Continuing on the bridge analogy...
Many federal organizations (including OMB and GAO), see big system implementations as high-risk events with low probability of success-- and, unfortunately, for good reason. These commonly held beliefs are based on many (most?) preceding efforts. It's almost difficult to find and cite an implementation that went well or even uneventfully according to plan.
The good news is that lessons learned regarding planning and system integration have been adopted and, more recently, federal organizations are reaching their “Go Live” targets dates with fewer bumps and bruises.
However, the question still remains on what has been gained for the significant investment of time, effort, and funding. In sum, big system changes promise to centralize an organization’s functions and improve accuracy and ability to make timely business decisions. But in reality, many federal program managers report that, post-implementation, daily operations got worse, not better!
This is a disappointing outcome but one that can be proactively planned for an avoided when an organization seizes the opportunity think beyond the system impacts and embraces the needed organizational enhancements that go hand-in-hand with the new system.
So, as agencies approach the final implementation milestones on the master schedule, I think it’s helpful to think through the next steps. Now that the system is in place, how do we optimize the functionality and live up to the promise? A couple of ideas to get started…
Enhance Business Intelligence - Generate meaningful reports that highlight past performance and can serve to identify business patterns that will, in turn, drive decision making up the chain

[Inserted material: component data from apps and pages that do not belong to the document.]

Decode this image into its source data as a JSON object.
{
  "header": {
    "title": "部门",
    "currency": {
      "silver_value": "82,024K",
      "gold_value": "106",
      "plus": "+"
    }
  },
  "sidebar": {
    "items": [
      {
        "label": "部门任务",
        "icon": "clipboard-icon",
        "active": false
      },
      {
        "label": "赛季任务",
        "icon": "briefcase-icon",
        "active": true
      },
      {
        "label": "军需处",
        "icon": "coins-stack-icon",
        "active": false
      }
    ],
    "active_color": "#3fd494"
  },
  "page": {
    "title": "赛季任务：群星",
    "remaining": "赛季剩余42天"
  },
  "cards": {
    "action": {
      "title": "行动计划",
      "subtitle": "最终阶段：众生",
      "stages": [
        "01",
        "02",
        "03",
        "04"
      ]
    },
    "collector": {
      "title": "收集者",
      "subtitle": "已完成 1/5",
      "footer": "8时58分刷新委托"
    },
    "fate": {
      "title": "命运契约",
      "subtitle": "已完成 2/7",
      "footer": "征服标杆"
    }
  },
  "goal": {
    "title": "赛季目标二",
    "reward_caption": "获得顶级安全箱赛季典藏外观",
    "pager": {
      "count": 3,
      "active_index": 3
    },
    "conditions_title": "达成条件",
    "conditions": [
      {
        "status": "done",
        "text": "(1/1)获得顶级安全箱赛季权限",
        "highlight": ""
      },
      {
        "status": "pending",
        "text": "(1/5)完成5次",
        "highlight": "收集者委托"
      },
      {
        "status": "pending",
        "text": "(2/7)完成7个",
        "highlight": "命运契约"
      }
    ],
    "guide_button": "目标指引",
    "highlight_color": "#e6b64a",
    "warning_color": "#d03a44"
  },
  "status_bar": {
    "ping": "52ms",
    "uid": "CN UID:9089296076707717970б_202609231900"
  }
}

Follow Through on Communications - Produce a consistent message to the end-users of their expectations and business roles as well as where they "fit in the puzzle" so they are not operating in a silo-like environment where what they do has no impact
Optimizing Operations- Assess how processes can be continually evaluated for streamlining and improvement. Train the user community with the intention that they not only learn how to get their job done but that they also get the "big picture"
Increase Operational Agility - Emphasize that a piece of the change management puzzle includes the development of "well rounded" workforce. (i.e. knowledge transfer of critical operations information from a "single point of failure" to a group of workers)